** WORK REQUIRED **
Give the number of lines below with "value" in them, leaving out anything else.

Stored items
*****

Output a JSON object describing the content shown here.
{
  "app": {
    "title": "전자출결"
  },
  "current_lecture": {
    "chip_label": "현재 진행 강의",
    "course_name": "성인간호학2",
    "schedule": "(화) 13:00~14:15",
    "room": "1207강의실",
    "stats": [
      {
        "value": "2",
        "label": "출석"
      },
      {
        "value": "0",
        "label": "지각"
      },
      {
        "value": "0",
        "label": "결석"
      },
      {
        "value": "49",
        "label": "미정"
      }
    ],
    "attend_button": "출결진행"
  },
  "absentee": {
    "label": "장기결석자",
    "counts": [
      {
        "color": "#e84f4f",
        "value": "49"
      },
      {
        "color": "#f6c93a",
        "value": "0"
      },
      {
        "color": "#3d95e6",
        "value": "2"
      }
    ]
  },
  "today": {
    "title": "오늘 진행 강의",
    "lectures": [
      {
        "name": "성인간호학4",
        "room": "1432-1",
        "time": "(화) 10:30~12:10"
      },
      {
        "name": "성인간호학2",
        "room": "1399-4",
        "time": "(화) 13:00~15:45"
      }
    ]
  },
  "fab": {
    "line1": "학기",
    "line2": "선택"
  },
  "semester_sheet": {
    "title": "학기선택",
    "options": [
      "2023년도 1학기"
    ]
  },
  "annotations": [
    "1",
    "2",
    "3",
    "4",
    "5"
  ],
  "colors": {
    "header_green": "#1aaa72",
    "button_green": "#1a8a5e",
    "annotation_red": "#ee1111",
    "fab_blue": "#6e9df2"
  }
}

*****

** RESPONSE AREA **
7